(Beginning of Given data)
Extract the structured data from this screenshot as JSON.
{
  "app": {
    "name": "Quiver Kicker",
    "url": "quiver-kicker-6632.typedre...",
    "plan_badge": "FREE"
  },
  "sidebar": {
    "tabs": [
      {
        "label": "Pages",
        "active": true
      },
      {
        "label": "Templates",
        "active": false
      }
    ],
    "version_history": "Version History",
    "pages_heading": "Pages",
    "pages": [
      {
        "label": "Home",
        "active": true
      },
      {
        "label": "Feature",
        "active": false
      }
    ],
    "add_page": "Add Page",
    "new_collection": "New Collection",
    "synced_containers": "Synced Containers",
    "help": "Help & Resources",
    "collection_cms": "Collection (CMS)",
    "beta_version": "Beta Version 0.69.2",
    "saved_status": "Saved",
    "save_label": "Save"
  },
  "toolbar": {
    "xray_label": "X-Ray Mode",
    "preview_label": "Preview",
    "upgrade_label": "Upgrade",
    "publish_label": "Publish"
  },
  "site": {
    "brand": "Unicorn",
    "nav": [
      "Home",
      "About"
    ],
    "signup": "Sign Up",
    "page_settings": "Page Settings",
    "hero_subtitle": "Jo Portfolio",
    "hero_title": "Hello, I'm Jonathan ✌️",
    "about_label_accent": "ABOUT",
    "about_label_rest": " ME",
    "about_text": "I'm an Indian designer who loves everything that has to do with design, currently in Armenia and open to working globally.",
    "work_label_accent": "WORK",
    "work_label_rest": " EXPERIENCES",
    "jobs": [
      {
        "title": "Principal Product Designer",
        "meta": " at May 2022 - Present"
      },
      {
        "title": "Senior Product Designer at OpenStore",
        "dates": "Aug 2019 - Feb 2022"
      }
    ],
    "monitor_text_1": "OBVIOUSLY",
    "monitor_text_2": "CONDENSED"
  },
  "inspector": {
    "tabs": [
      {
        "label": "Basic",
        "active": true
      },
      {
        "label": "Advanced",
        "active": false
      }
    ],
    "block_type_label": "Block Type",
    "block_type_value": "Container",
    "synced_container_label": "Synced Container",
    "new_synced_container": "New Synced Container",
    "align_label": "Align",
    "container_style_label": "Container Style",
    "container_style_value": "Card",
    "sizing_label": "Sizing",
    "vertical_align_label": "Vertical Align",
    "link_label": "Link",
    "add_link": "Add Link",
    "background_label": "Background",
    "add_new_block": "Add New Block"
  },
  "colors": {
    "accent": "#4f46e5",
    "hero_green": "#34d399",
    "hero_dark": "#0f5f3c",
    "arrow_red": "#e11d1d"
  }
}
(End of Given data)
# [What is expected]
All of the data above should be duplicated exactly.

# [Answer space]
Extract the structured data from this screenshot as JSON.
{
  "app": {
    "name": "Quiver Kicker",
    "url": "quiver-kicker-6632.typedre...",
    "plan_badge": "FREE"
  },
  "sidebar": {
    "tabs": [
      {
        "label": "Pages",
        "active": true
      },
      {
        "label": "Templates",
        "active": false
      }
    ],
    "version_history": "Version History",
    "pages_heading": "Pages",
    "pages": [
      {
        "label": "Home",
        "active": true
      },
      {
        "label": "Feature",
        "active": false
      }
    ],
    "add_page": "Add Page",
    "new_collection": "New Collection",
    "synced_containers": "Synced Containers",
    "help": "Help & Resources",
    "collection_cms": "Collection (CMS)",
    "beta_version": "Beta Version 0.69.2",
    "saved_status": "Saved",
    "save_label": "Save"
  },
  "toolbar": {
    "xray_label": "X-Ray Mode",
    "preview_label": "Preview",
    "upgrade_label": "Upgrade",
    "publish_label": "Publish"
  },
  "site": {
    "brand": "Unicorn",
    "nav": [
      "Home",
      "About"
    ],
    "signup": "Sign Up",
    "page_settings": "Page Settings",
    "hero_subtitle": "Jo Portfolio",
    "hero_title": "Hello, I'm Jonathan ✌️",
    "about_label_accent": "ABOUT",
    "about_label_rest": " ME",
    "about_text": "I'm an Indian designer who loves everything that has to do with design, currently in Armenia and open to working globally.",
    "work_label_accent": "WORK",
    "work_label_rest": " EXPERIENCES",
    "jobs": [
      {
        "title": "Principal Product Designer",
        "meta": " at May 2022 - Present"
      },
      {
        "title": "Senior Product Designer at OpenStore",
        "dates": "Aug 2019 - Feb 2022"
      }
    ],
    "monitor_text_1": "OBVIOUSLY",
    "monitor_text_2": "CONDENSED"
  },
  "inspector": {
    "tabs": [
      {
        "label": "Basic",
        "active": true
      },
      {
        "label": "Advanced",
        "active": false
      }
    ],
    "block_type_label": "Block Type",
    "block_type_value": "Container",
    "synced_container_label": "Synced Container",
    "new_synced_container": "New Synced Container",
    "align_label": "Align",
    "container_style_label": "Container Style",
    "container_style_value": "Card",
    "sizing_label": "Sizing",
    "vertical_align_label": "Vertical Align",
    "link_label": "Link",
    "add_link": "Add Link",
    "background_label": "Background",
    "add_new_block": "Add New Block"
  },
  "colors": {
    "accent": "#4f46e5",
    "hero_green": "#34d399",
    "hero_dark": "#0f5f3c",
    "arrow_red": "#e11d1d"
  }
}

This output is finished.